With the rise of fake news this narrative has begun to change, and change in a big way. This has been done by many news outlets shifting tack from an emphasis upon the benefits a reader shall receive in subscribing to the negative experience they shall have by not subscribing. The New York Times has begun doing this is a clear and overt way, emphasising a subscription to the New York flagship is an investment in accuracy over fallacy.
Others are getting in on the act too. The Washington Post recently revived its prior motto “Democracy dies in darkness” following the 2016 presidential election. For its part, the Post has pointed out the motto is one they have used previously, but its timing following the US presidential election that saw both candidates and their parties accused of perpetuating fake angles illustrates a deeper cynicism and uncertainity resides in the minds of many readers.
Reviving such a motto just a year or two ago – a blink of the eye in history, and in the certainties the postwar liberal order delivered so much of the world’s politics and international affairs – would be unimaginable. Its emergence once more today signifies the shift seen in recent times is unlikely to be one that eventually returns us back to prior norms, but instead signifies the start of something new.
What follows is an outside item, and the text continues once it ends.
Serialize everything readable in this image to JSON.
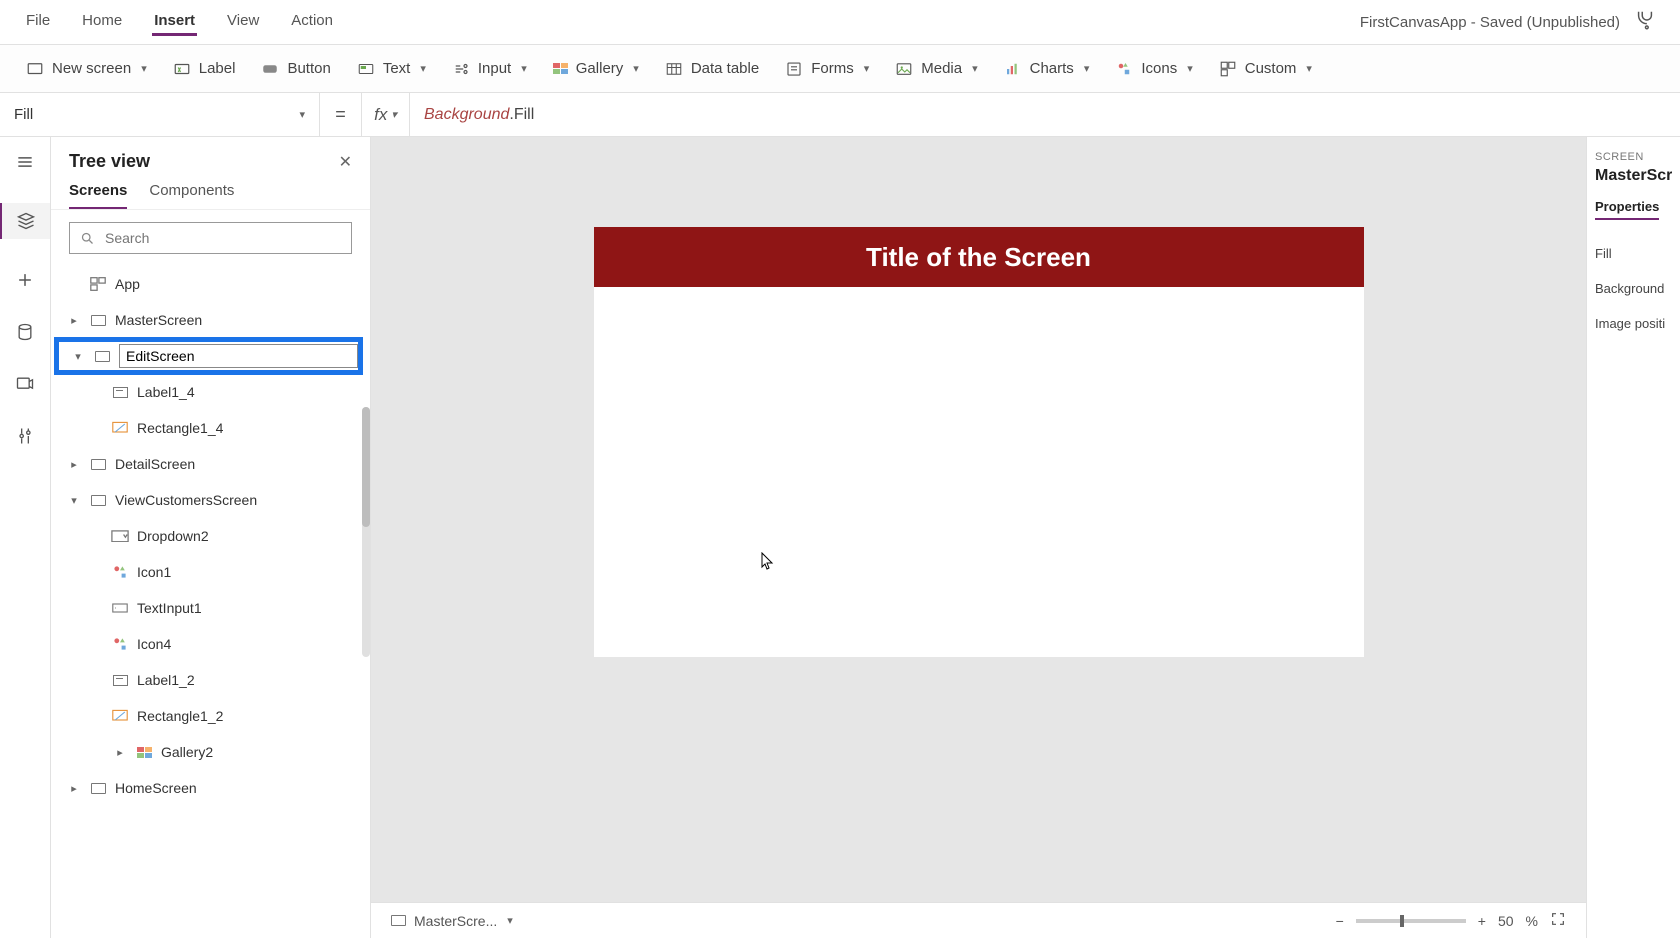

Like or loathe the election of Donald Trump to the presidency of the United States, his ascendancy likely represents a shift in the tone and style of US politics that has also been mirrored across the world, with the UK’s Brexit, and rise of longtime outsider Marine Le Pen to be a major presidential candidate in France. These political events may not be the direct effect of fake news, but have arisen alongside it, and each represented a shift away from prior certainty.
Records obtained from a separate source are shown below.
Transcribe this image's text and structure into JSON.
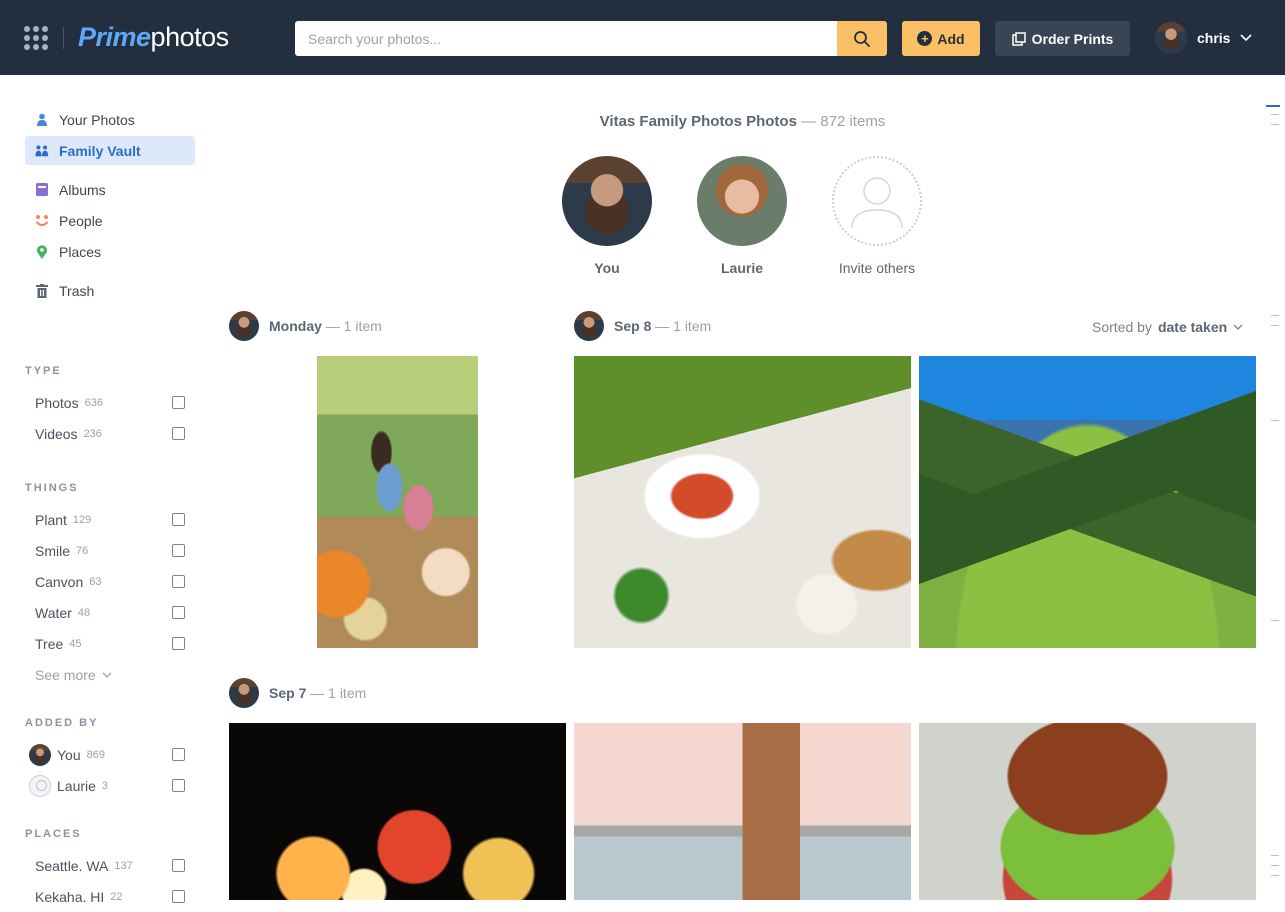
{
  "header": {
    "logo_prime": "Prime",
    "logo_photos": "photos",
    "search_placeholder": "Search your photos...",
    "add_label": "Add",
    "prints_label": "Order Prints",
    "user_name": "chris",
    "brand_color": "#232f3e",
    "accent_color": "#fbc066"
  },
  "sidebar": {
    "nav": [
      {
        "label": "Your Photos",
        "icon": "person-icon"
      },
      {
        "label": "Family Vault",
        "icon": "family-icon",
        "active": true
      },
      {
        "label": "Albums",
        "icon": "album-icon"
      },
      {
        "label": "People",
        "icon": "smile-icon"
      },
      {
        "label": "Places",
        "icon": "pin-icon"
      },
      {
        "label": "Trash",
        "icon": "trash-icon"
      }
    ],
    "filters": {
      "type": {
        "title": "TYPE",
        "items": [
          {
            "label": "Photos",
            "count": "636"
          },
          {
            "label": "Videos",
            "count": "236"
          }
        ]
      },
      "things": {
        "title": "THINGS",
        "items": [
          {
            "label": "Plant",
            "count": "129"
          },
          {
            "label": "Smile",
            "count": "76"
          },
          {
            "label": "Canvon",
            "count": "63"
          },
          {
            "label": "Water",
            "count": "48"
          },
          {
            "label": "Tree",
            "count": "45"
          }
        ],
        "see_more": "See more"
      },
      "added_by": {
        "title": "ADDED BY",
        "items": [
          {
            "label": "You",
            "count": "869"
          },
          {
            "label": "Laurie",
            "count": "3"
          }
        ]
      },
      "places": {
        "title": "PLACES",
        "items": [
          {
            "label": "Seattle. WA",
            "count": "137"
          },
          {
            "label": "Kekaha. HI",
            "count": "22"
          }
        ]
      }
    }
  },
  "main": {
    "vault_name": "Vitas Family Photos Photos",
    "vault_count": "— 872 items",
    "members": [
      {
        "label": "You"
      },
      {
        "label": "Laurie"
      },
      {
        "label": "Invite others"
      }
    ],
    "sort_prefix": "Sorted by",
    "sort_value": "date taken",
    "groups": [
      {
        "date": "Monday",
        "items": "— 1 item"
      },
      {
        "date": "Sep 8",
        "items": "— 1 item"
      },
      {
        "date": "Sep 7",
        "items": "— 1 item"
      }
    ]
  }
}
It is in the longing for that certainty that subscription model media outlets have the chance to grow once more. The lasting impact of the fake news shift shall take a while to be borne out. While the potential for it to become more prevalent is substantial, so too do robust initiatives and high profile efforts – such as Facebook’s recent crackdown on fake news sites – affirm any prediction fake news is here to stay and impossible to combat in any way would also be wrong.
Either way, for many major newspapers, its existence is a case of swings and roundabouts. Fake news may draw attention readership from a newspaper – and especially if it’s content is ‘dry’ and ‘boring’ compared to highly sensationalised fake content – but shall offer mastheads the chance to draw a clear line the sand.
For those papers that have long looked for a reason to champion subscription models, they’ve now a new headline. By paying for a subscription the selling point is you’ll get access to a reputable newspaper with professonalism, accuracy, and certainity surrounding the content.
Previously, these values may not have seemed so imperative. While few readers would decry them outright, the foundational involvement of blogs like the Drudge Report breaking the President Clinton/Lewinsky scandal all the way back in the 1990’s, the rise of the Wikileaks era – and a perceived divide between mainstream media and ‘the rest’ of society – have all contributed to many consumers turning just as quickly to a comedy show or gossip site for their news as an old flagship paper.
Never have these values been so important until the marketplace was overrun by the fake news phenomenon. Just as a rocket ship needs an enormous surge to lift off, so may traditional media outlets find this new challenger for consumers is the fire they need for subscriptions to take off.
They just also need to make clear the value of their mission as they do so.
Ed Kennedy is a journalist, ghostwriter, and web developer from Melbourne, Australia. Contact Ed via firstname.lastname@example.org on LinkedIn or Twitter@EdKennedy01